For the second time in four years, Liverpool and Everton had both made it to the FA Cup final, but with tragedy at Hillsborough just five weeks in the past there were serious doubts as to whether the game should go ahead. The fans, though, made it clear to the club they wanted to go. And so Liverpool went, combining with their local rivals to put on one of the most dramatic FA Cup finals in history. Six days later they would lose the league title to Arsenal on goal differential, but that was for the future—all that really mattered that afternoon at Wembley was the game's ability to distract, to entertain, and to provide a sense of community and fellowship at a difficult time for those in attendance, no matter their allegiance.

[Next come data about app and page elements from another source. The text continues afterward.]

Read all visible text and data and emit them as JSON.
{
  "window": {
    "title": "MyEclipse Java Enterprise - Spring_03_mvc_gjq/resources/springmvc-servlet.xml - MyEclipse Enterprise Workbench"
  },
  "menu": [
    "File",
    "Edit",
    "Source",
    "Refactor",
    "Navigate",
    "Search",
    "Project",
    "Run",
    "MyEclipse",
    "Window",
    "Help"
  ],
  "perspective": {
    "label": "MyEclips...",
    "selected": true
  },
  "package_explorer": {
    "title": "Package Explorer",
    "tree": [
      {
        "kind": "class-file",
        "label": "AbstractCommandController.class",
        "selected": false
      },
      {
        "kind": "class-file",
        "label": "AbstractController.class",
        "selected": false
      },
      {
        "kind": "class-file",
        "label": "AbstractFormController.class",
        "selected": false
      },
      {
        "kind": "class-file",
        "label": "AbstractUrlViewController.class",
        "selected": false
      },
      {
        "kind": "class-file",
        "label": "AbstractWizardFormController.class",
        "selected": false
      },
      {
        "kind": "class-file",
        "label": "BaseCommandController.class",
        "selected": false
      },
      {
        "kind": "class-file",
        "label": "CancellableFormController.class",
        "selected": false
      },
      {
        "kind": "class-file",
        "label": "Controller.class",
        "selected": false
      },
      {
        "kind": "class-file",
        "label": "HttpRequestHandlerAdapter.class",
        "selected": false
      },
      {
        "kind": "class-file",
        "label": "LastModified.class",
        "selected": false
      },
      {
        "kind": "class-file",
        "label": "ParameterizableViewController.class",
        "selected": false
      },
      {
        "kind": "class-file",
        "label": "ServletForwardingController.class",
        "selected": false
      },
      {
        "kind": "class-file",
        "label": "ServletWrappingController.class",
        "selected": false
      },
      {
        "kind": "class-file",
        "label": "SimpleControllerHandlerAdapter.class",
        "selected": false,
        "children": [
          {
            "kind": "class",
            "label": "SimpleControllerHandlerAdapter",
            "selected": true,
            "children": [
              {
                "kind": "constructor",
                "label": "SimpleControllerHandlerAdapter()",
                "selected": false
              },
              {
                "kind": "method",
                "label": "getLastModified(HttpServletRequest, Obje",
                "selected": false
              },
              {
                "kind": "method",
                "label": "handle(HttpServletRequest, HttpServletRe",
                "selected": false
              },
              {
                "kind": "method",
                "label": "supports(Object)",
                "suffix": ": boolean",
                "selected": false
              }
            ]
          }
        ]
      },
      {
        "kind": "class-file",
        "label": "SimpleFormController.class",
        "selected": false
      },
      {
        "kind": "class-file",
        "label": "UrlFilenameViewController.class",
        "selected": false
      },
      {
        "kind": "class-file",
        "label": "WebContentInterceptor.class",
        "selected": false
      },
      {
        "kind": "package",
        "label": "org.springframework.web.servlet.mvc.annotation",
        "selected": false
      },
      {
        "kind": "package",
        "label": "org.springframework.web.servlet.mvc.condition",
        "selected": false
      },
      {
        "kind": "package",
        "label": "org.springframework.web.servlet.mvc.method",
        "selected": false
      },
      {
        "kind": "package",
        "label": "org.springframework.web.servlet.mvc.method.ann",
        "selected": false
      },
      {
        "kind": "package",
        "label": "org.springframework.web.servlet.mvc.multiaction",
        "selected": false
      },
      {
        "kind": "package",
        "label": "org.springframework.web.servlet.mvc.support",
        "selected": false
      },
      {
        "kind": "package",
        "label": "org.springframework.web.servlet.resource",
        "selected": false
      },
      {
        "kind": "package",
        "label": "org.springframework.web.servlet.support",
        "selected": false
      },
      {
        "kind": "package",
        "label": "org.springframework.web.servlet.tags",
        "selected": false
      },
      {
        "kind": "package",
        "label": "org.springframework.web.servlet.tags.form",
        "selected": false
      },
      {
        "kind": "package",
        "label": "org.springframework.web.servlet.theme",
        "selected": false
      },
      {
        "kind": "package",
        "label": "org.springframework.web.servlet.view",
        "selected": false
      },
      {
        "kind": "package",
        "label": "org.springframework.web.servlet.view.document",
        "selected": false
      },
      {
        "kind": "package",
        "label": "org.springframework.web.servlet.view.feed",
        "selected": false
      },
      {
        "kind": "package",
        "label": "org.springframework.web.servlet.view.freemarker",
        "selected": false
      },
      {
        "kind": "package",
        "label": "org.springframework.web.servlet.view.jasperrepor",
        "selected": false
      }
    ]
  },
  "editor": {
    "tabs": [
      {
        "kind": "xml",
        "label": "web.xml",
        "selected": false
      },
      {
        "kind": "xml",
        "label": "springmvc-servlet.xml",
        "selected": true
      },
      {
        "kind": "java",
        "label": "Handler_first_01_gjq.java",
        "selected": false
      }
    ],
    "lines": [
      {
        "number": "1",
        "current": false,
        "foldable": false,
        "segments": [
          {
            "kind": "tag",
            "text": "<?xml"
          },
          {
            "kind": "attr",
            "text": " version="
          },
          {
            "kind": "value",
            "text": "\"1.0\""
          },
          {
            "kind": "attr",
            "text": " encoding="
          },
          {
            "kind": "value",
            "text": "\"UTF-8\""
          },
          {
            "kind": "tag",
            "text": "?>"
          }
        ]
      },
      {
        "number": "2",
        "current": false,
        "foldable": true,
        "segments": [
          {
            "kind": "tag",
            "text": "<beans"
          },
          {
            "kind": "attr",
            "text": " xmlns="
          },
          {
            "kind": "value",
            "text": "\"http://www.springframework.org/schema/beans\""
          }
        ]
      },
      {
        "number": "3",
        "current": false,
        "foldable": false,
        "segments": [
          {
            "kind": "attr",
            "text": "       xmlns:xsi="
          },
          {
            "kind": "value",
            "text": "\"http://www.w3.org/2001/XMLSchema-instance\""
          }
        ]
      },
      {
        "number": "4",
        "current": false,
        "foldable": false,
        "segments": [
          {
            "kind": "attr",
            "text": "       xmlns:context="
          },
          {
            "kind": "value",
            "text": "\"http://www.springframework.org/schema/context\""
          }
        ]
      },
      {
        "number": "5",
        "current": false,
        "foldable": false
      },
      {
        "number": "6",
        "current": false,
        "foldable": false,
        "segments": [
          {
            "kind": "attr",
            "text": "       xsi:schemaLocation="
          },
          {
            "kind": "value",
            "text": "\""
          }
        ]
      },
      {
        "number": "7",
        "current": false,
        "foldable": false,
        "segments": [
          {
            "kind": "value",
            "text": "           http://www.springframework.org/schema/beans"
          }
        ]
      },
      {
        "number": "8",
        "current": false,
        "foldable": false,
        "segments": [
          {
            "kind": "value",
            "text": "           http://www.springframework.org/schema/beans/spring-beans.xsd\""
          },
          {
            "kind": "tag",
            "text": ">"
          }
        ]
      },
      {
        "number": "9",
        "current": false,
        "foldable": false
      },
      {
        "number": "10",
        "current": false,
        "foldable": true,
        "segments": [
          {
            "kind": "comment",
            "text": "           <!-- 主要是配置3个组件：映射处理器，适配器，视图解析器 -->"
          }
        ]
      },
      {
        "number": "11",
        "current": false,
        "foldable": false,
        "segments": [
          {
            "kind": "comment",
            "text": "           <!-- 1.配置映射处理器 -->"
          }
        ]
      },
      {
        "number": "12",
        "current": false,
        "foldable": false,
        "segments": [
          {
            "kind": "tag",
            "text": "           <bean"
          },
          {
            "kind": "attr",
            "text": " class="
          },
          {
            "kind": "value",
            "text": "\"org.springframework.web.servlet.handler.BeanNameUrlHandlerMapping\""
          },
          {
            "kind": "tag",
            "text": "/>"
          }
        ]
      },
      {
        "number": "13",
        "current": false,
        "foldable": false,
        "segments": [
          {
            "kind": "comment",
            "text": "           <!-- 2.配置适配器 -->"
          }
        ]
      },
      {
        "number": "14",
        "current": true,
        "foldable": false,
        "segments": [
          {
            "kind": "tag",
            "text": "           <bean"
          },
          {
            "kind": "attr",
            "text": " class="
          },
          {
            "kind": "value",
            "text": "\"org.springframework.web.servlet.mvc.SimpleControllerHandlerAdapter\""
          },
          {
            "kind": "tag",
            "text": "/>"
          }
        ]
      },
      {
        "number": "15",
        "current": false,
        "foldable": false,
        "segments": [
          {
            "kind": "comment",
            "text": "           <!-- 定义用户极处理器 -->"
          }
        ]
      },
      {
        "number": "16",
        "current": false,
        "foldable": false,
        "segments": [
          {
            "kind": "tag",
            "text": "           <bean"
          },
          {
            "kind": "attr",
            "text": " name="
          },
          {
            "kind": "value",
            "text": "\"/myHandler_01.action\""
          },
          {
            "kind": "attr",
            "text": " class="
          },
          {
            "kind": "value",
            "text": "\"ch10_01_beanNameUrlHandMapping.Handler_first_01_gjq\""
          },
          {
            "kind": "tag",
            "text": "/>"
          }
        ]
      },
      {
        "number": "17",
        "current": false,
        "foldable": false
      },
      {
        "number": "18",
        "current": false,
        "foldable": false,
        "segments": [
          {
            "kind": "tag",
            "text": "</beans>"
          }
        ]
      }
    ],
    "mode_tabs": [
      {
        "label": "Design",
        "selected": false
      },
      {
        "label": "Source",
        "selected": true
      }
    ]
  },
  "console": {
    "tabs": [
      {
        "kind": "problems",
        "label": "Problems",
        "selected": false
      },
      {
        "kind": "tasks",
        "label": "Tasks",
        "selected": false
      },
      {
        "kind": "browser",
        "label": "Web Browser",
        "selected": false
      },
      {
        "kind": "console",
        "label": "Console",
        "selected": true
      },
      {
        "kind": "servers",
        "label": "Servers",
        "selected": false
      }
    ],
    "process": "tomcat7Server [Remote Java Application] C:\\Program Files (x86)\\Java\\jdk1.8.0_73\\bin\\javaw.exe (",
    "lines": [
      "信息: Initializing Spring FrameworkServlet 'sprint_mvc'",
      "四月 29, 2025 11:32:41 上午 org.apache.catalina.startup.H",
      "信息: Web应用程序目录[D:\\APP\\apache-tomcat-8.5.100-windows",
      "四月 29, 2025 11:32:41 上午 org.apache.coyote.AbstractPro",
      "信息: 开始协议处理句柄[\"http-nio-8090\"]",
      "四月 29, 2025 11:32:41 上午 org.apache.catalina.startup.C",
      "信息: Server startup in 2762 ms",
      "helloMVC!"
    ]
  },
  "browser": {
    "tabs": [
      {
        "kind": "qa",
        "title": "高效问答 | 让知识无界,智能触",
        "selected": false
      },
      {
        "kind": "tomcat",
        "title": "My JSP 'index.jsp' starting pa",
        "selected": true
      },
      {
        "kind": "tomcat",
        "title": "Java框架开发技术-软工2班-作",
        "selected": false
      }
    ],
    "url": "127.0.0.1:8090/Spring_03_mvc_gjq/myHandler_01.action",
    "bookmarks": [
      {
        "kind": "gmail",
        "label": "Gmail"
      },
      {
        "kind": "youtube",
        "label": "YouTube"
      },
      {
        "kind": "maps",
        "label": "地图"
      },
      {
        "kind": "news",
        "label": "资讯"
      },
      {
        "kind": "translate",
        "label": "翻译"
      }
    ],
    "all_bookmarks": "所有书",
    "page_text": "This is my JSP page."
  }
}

Riding the emotion the match kicked off on, Liverpool came out firing, and when John Aldridge broke clear on goal inside four minutes and finished into the top corner the side in red looked unstoppable. Soon, though, the tension began to grow, and with Liverpool unable to find a second Everton began their hunt for an equalising goal. However, despite Everton's best efforts, as the match wore along it seemed more and more likely Aldridge's early goal would be just enough for Liverpool to carry the day. Then, with the final kick of regulation, Everton's Stuart McCall found the back of the net on a mad scramble in front of Bruce Grobbelaar, sending the game to extra time.
Early in the added period, Ian Rush would score one of Liverpool's iconic goals, taking an early cross on his chest in the penalty area and swivelling to hit it into the roof of the net on the half-volley. It wasn't enough to win Liverpool the match: In the 102nd minute McCall would get his second of the night for Everton. But a mere two minutes later, Rush would score his second, and this time Liverpool would hold on to their lead to capture a fourth FA Cup.